Get quiet, lie down, and drop from your head into your body. Notice the physical sensations of uncertainty in your body. Where is it located, and what is the texture of the sensation? Stay with this feeling for a moment, not worrying about the decision you have to make, but instead being curious about the physical feeling. Does it change? Does it move? Is it unbearable, or can you stay with it? Can you relax around the physical sensations?
By this I don’t mean a rational pro & con list. I mean having a journal by your bed and writing three messy pages first thing in the morning. Whatever comes to mind. This has helped me so much over the years to reconnect to my instincts and figure out what I really want. With all the information overload, with all the noise in our heads about right and wrong, our intuition is a much more reliable source than our head. Decision-making comes so much easier when you know what you truly want.
Enjoy nature. Breath. Move. Play. Sweat. Meditate. Clear your head, get into flowstate. And afterwards sit down, and do the rational bit that needs to be done:
5) Get the info & evaluate.
This is the practical part.

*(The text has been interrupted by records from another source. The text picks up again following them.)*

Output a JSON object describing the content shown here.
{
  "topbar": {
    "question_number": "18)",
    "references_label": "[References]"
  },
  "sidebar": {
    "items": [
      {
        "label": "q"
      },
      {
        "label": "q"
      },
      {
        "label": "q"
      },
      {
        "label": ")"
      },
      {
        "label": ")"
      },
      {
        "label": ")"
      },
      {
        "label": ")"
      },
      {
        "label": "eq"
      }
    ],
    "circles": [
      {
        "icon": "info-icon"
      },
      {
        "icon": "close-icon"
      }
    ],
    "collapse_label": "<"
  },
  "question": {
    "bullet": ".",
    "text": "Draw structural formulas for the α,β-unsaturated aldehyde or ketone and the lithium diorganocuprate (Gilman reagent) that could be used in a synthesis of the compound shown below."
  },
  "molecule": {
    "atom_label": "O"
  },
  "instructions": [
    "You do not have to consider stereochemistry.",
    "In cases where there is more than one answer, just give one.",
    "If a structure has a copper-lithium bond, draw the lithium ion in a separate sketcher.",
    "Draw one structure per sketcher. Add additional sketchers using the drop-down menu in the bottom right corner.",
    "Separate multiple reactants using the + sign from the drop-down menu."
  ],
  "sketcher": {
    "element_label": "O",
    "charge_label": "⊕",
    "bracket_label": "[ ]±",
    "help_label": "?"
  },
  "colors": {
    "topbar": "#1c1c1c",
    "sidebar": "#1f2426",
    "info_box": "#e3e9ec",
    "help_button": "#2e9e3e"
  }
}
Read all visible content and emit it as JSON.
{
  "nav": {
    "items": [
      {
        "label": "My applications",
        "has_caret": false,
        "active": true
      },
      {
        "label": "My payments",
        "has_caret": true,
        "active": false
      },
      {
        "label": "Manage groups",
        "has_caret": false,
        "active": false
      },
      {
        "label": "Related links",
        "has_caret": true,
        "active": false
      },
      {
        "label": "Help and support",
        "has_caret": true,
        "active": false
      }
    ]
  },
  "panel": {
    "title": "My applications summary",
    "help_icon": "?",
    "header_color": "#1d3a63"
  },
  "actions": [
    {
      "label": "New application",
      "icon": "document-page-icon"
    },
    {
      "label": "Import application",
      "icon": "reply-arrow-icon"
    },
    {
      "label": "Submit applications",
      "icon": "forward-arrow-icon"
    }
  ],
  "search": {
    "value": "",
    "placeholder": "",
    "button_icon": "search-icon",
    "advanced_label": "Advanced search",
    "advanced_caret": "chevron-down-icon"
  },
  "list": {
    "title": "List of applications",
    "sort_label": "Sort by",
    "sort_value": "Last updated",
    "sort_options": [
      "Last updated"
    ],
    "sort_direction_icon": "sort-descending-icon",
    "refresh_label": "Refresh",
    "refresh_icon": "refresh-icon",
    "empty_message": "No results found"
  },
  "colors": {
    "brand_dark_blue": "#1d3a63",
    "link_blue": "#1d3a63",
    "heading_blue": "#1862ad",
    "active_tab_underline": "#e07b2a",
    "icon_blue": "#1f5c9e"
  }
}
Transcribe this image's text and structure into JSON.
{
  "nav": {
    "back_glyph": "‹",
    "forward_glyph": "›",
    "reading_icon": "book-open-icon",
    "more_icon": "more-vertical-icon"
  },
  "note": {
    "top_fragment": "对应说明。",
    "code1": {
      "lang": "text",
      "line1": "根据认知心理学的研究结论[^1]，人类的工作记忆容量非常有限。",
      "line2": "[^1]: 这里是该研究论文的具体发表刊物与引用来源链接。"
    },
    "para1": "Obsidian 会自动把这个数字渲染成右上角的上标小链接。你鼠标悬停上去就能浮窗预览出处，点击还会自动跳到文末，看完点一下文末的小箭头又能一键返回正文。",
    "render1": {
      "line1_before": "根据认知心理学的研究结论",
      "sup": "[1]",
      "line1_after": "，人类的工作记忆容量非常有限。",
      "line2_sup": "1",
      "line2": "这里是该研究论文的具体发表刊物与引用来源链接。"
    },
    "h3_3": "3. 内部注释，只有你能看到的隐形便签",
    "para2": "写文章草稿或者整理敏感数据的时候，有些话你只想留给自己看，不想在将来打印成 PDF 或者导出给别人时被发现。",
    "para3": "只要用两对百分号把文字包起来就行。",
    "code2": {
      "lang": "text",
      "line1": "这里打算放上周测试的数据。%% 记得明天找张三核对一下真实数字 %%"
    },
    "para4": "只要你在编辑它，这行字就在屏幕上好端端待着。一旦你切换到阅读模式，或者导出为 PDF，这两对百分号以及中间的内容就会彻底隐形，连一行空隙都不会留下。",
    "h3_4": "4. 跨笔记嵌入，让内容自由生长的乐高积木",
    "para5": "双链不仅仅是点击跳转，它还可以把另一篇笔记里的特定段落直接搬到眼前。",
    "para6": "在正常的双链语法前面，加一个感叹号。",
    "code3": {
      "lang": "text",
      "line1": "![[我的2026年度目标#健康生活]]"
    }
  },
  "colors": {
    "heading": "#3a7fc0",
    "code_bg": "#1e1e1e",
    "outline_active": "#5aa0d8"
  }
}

Now that you realize that uncertainty isn’t something you need to run away from, you can just make the best decision you’re able to make. That might mean doing some research, gathering information, even asking others for advise. Information doesn’t hurt, but don’t let this delay your decision. And don’t procrastinate by trying to gather every single bit of info you can. What are the costs, what are the benefits, what could be the best and the worst outcome? Again, don’t take forever evaluating all of this, just give these things some consideration and then take action, knowing you have done the best you can.
6) Don’t look back & deal with what comes up.
Now that you’ve made the decision, get out of the habit of second-guessing yourself, worrying that you've made the wrong choice. Just follow through with it, until you can see the consequences - both negative and positive. Cherish the positive consequences, and deal with the negative ones. It’s no big deal.
Think of it like surfing: Are you going to bemoan the fact that the wave didn’t break exactly as you’d hoped, or are you just going to flow with the wave?
So let me summarize these steps:
- Acknowledge the discomfort of uncertainty.
- Drop into your body and stay with the feeling in curiosity.
- Gather info and make the best decision you can.
- And then deal with whatever consequences come up. Trust that you'll be fine.
Practice with baby steps!
A great way to train your mind is by starting with very small, unimportant decisions. What will I have for lunch? What am I going to wear? Am I going to yoga or to a friend’s dinner on Friday?
And then stick with your decision. It's done, no more procrastination, no more energy wasting.
Practice decision-making every single day for a month, and make it fun. Notice as often as you can when your old habit of indecisiveness comes up, and then put your new set of tools into action, replacing old habits with new ones.
Do it with joy, compassion and a sense of humour.
After a few weeks you will notice that you’re moving faster. You’re learning to trust your instincts, and you’re becoming more confident in your decisions.
And that is worth putting in some extra effort to form this new habit, isn’t it!